_TASK STATEMENT:_ Whichever lines of the material contain "Alhamdulillah", copy each of them.

_THE INPUT:_
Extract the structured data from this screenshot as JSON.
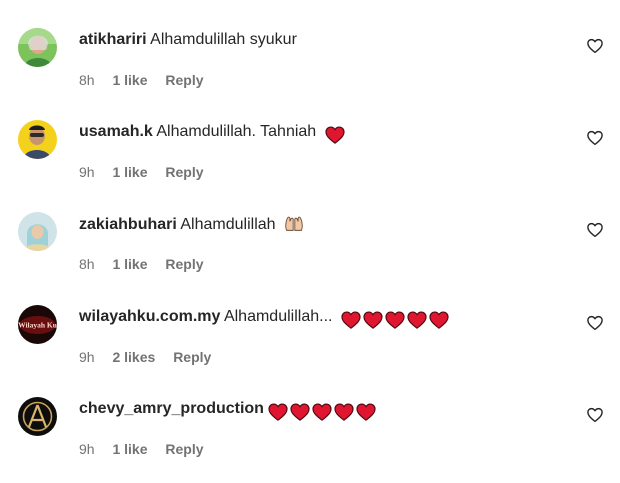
{
  "comments": [
    {
      "username": "atikhariri",
      "text": "Alhamdulillah syukur",
      "hearts": 0,
      "emoji": "",
      "time": "8h",
      "likes": "1 like",
      "reply": "Reply"
    },
    {
      "username": "usamah.k",
      "text": "Alhamdulillah. Tahniah",
      "hearts": 1,
      "emoji": "",
      "time": "9h",
      "likes": "1 like",
      "reply": "Reply"
    },
    {
      "username": "zakiahbuhari",
      "text": "Alhamdulillah",
      "hearts": 0,
      "emoji": "raising-hands",
      "time": "8h",
      "likes": "1 like",
      "reply": "Reply"
    },
    {
      "username": "wilayahku.com.my",
      "text": "Alhamdulillah...",
      "hearts": 5,
      "emoji": "",
      "time": "9h",
      "likes": "2 likes",
      "reply": "Reply",
      "avatar_text": "Wilayah Ku"
    },
    {
      "username": "chevy_amry_production",
      "text": "",
      "hearts": 5,
      "emoji": "",
      "time": "9h",
      "likes": "1 like",
      "reply": "Reply"
    }
  ],
  "colors": {
    "text": "#262626",
    "muted": "#737373",
    "heart": "#e0152f"
  },
  "icons": {
    "like": "heart-outline-icon",
    "emoji_heart": "red-heart-emoji"
  }
}
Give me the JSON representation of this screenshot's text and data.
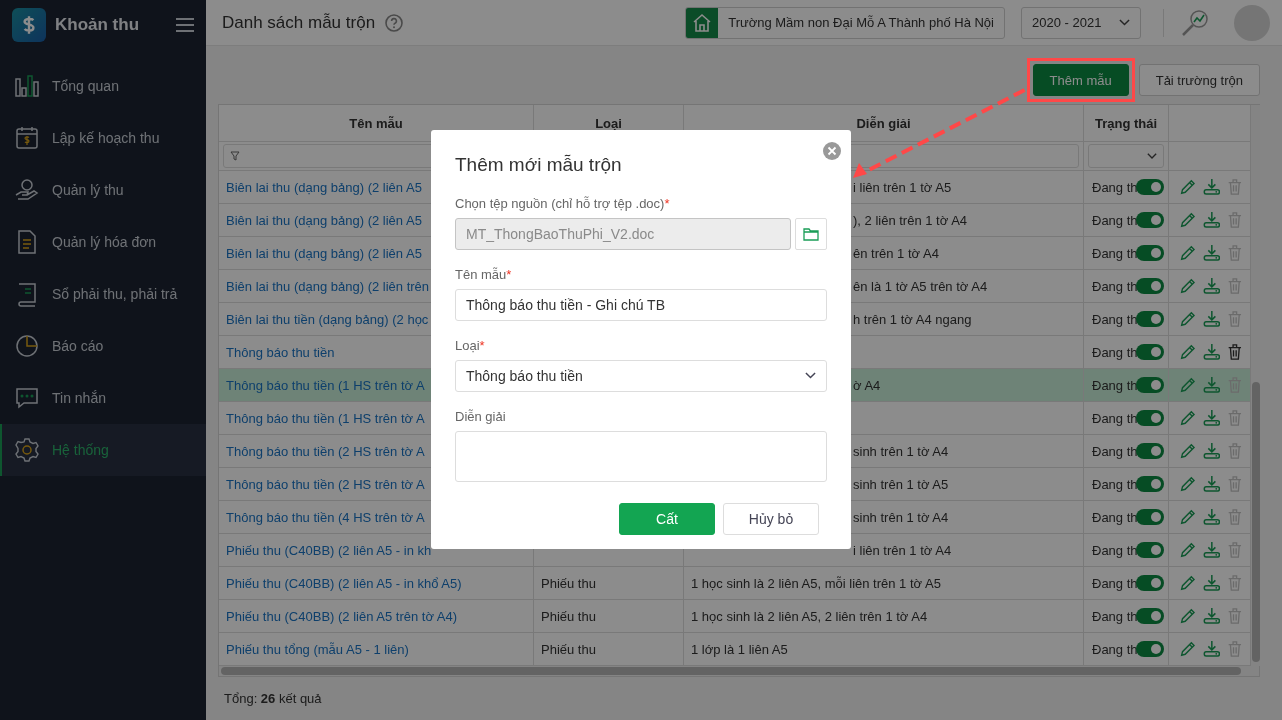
{
  "sidebar": {
    "app_name": "Khoản thu",
    "items": [
      {
        "label": "Tổng quan",
        "selected": false
      },
      {
        "label": "Lập kế hoạch thu",
        "selected": false
      },
      {
        "label": "Quản lý thu",
        "selected": false
      },
      {
        "label": "Quản lý hóa đơn",
        "selected": false
      },
      {
        "label": "Sổ phải thu, phải trả",
        "selected": false
      },
      {
        "label": "Báo cáo",
        "selected": false
      },
      {
        "label": "Tin nhắn",
        "selected": false
      },
      {
        "label": "Hệ thống",
        "selected": true
      }
    ]
  },
  "header": {
    "title": "Danh sách mẫu trộn",
    "school": "Trường Mầm non Đại Mỗ A Thành phố Hà Nội",
    "year": "2020 - 2021"
  },
  "toolbar": {
    "buttons": [
      {
        "label": "Thêm mẫu",
        "kind": "primary",
        "annotated": true
      },
      {
        "label": "Tải trường trộn",
        "kind": "secondary",
        "annotated": false
      }
    ]
  },
  "table": {
    "columns": [
      "Tên mẫu",
      "Loại",
      "Diễn giải",
      "Trạng thái"
    ],
    "rows": [
      {
        "name": "Biên lai thu (dạng bảng) (2 liên A5",
        "description": "i liên trên 1 tờ A5",
        "status": "Đang th",
        "on": true,
        "deletable": false,
        "selected": false
      },
      {
        "name": "Biên lai thu (dạng bảng) (2 liên A5",
        "description": "), 2 liên trên 1 tờ A4",
        "status": "Đang th",
        "on": true,
        "deletable": false,
        "selected": false
      },
      {
        "name": "Biên lai thu (dạng bảng) (2 liên A5",
        "description": "ên trên 1 tờ A4",
        "status": "Đang th",
        "on": true,
        "deletable": false,
        "selected": false
      },
      {
        "name": "Biên lai thu (dạng bảng) (2 liên trên",
        "description": "ên là 1 tờ A5 trên tờ A4",
        "status": "Đang th",
        "on": true,
        "deletable": false,
        "selected": false
      },
      {
        "name": "Biên lai thu tiền (dạng bảng) (2 học",
        "description": "h trên 1 tờ A4 ngang",
        "status": "Đang th",
        "on": true,
        "deletable": false,
        "selected": false
      },
      {
        "name": "Thông báo thu tiền",
        "status": "Đang th",
        "on": true,
        "deletable": true,
        "selected": false
      },
      {
        "name": "Thông báo thu tiền (1 HS trên tờ A",
        "description": "ờ A4",
        "status": "Đang th",
        "on": true,
        "deletable": false,
        "selected": true
      },
      {
        "name": "Thông báo thu tiền (1 HS trên tờ A",
        "status": "Đang th",
        "on": true,
        "deletable": false,
        "selected": false
      },
      {
        "name": "Thông báo thu tiền (2 HS trên tờ A",
        "description": "sinh trên 1 tờ A4",
        "status": "Đang th",
        "on": true,
        "deletable": false,
        "selected": false
      },
      {
        "name": "Thông báo thu tiền (2 HS trên tờ A",
        "description": "sinh trên 1 tờ A5",
        "status": "Đang th",
        "on": true,
        "deletable": false,
        "selected": false
      },
      {
        "name": "Thông báo thu tiền (4 HS trên tờ A",
        "description": "sinh trên 1 tờ A4",
        "status": "Đang th",
        "on": true,
        "deletable": false,
        "selected": false
      },
      {
        "name": "Phiếu thu (C40BB) (2 liên A5 - in kh",
        "description": "i liên trên 1 tờ A4",
        "status": "Đang th",
        "on": true,
        "deletable": false,
        "selected": false
      },
      {
        "name": "Phiếu thu (C40BB) (2 liên A5 - in khổ A5)",
        "type": "Phiếu thu",
        "description": "1 học sinh là 2 liên A5, mỗi liên trên 1 tờ A5",
        "status": "Đang th",
        "on": true,
        "deletable": false,
        "selected": false
      },
      {
        "name": "Phiếu thu (C40BB) (2 liên A5 trên tờ A4)",
        "type": "Phiếu thu",
        "description": "1 học sinh là 2 liên A5, 2 liên trên 1 tờ A4",
        "status": "Đang th",
        "on": true,
        "deletable": false,
        "selected": false
      },
      {
        "name": "Phiếu thu tổng (mẫu A5 - 1 liên)",
        "type": "Phiếu thu",
        "description": "1 lớp là 1 liên A5",
        "status": "Đang th",
        "on": true,
        "deletable": false,
        "selected": false
      }
    ]
  },
  "footer": "Tổng: **26** kết quả",
  "dialog": {
    "title": "Thêm mới mẫu trộn",
    "fields": [
      {
        "kind": "file",
        "label": "Chọn tệp nguồn (chỉ hỗ trợ tệp .doc)",
        "required_mark": "*",
        "value": "MT_ThongBaoThuPhi_V2.doc",
        "disabled": true
      },
      {
        "kind": "text",
        "label": "Tên mẫu",
        "required_mark": "*",
        "value": "Thông báo thu tiền - Ghi chú TB",
        "disabled": false
      },
      {
        "kind": "select",
        "label": "Loại",
        "required_mark": "*",
        "value": "Thông báo thu tiền",
        "disabled": false
      },
      {
        "kind": "textarea",
        "label": "Diễn giải",
        "disabled": false
      }
    ],
    "buttons": [
      {
        "label": "Cất",
        "kind": "primary"
      },
      {
        "label": "Hủy bỏ",
        "kind": "secondary"
      }
    ]
  }
}
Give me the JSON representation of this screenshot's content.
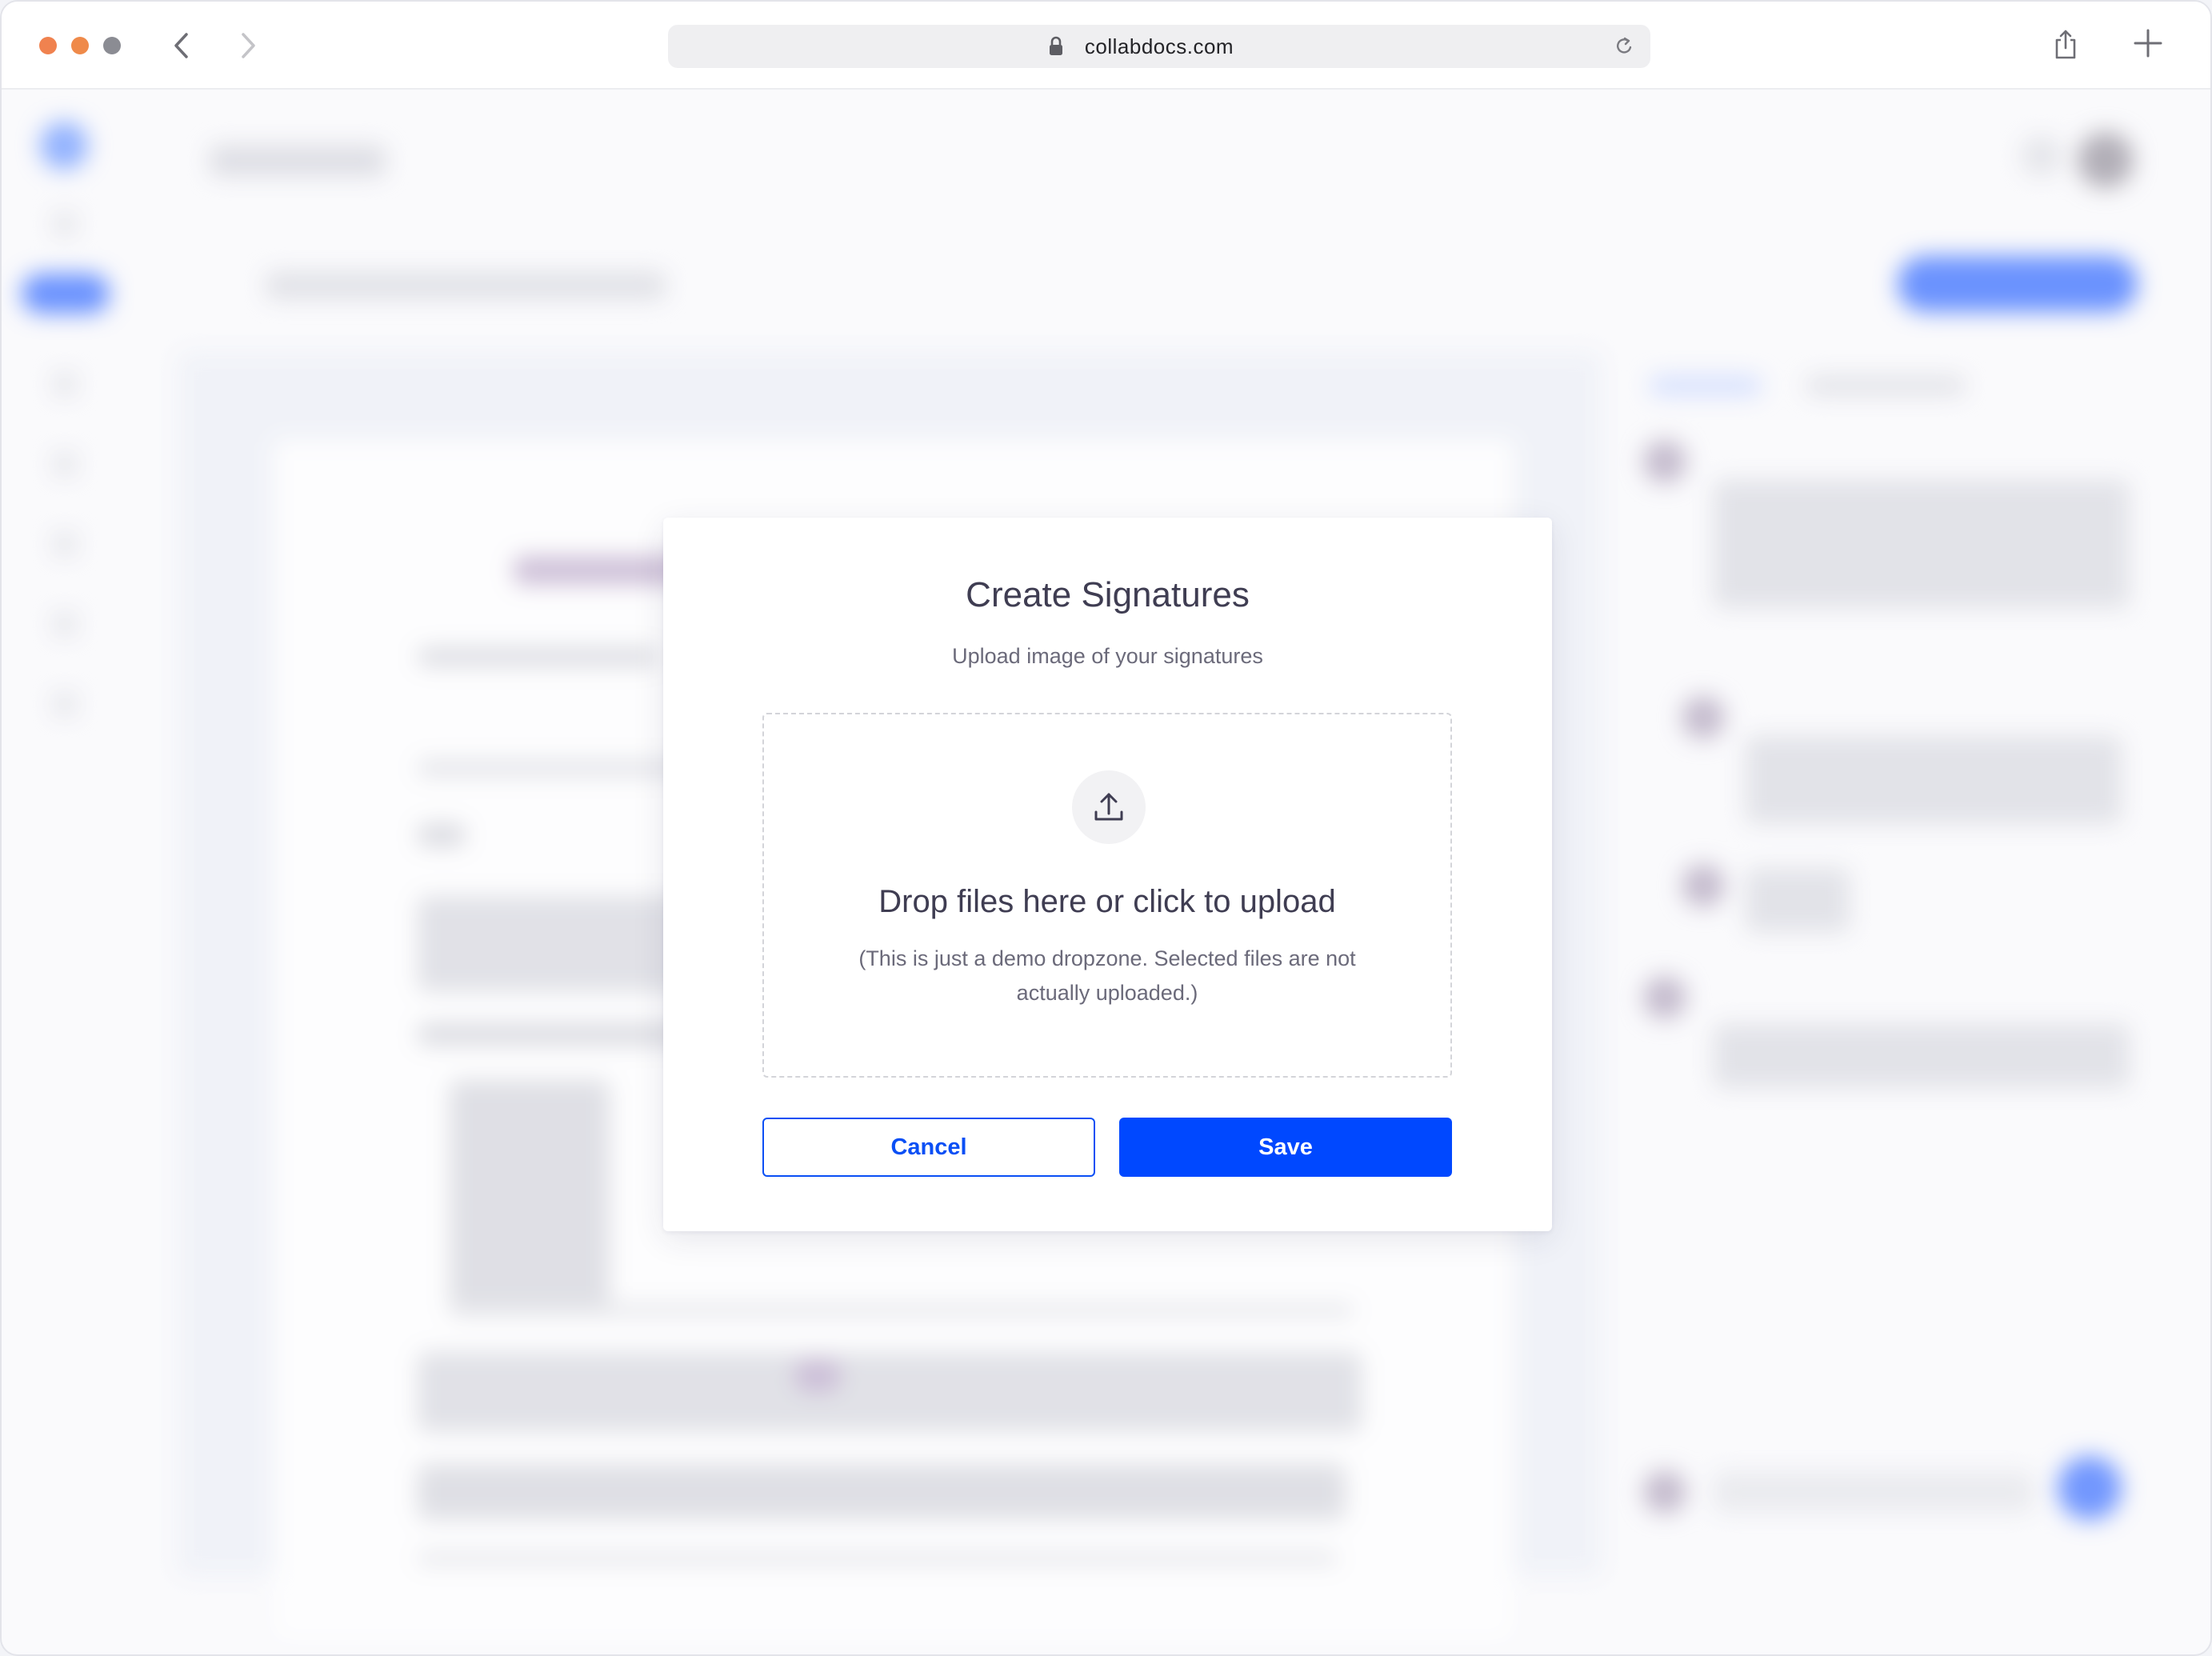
{
  "browser": {
    "url": "collabdocs.com"
  },
  "modal": {
    "title": "Create Signatures",
    "subtitle": "Upload image of your signatures",
    "dropzone": {
      "title": "Drop files here or click to upload",
      "note": "(This is just a demo dropzone. Selected files are not actually uploaded.)",
      "icon": "upload-icon"
    },
    "cancel_label": "Cancel",
    "save_label": "Save"
  },
  "colors": {
    "primary": "#0048ff",
    "text_dark": "#3f3d52",
    "text_muted": "#6b6a7a"
  }
}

_OUTPUT BELOW:_
      "text": "Alhamdulillah syukur",
      "text": "Alhamdulillah. Tahniah",
      "text": "Alhamdulillah",
      "text": "Alhamdulillah...",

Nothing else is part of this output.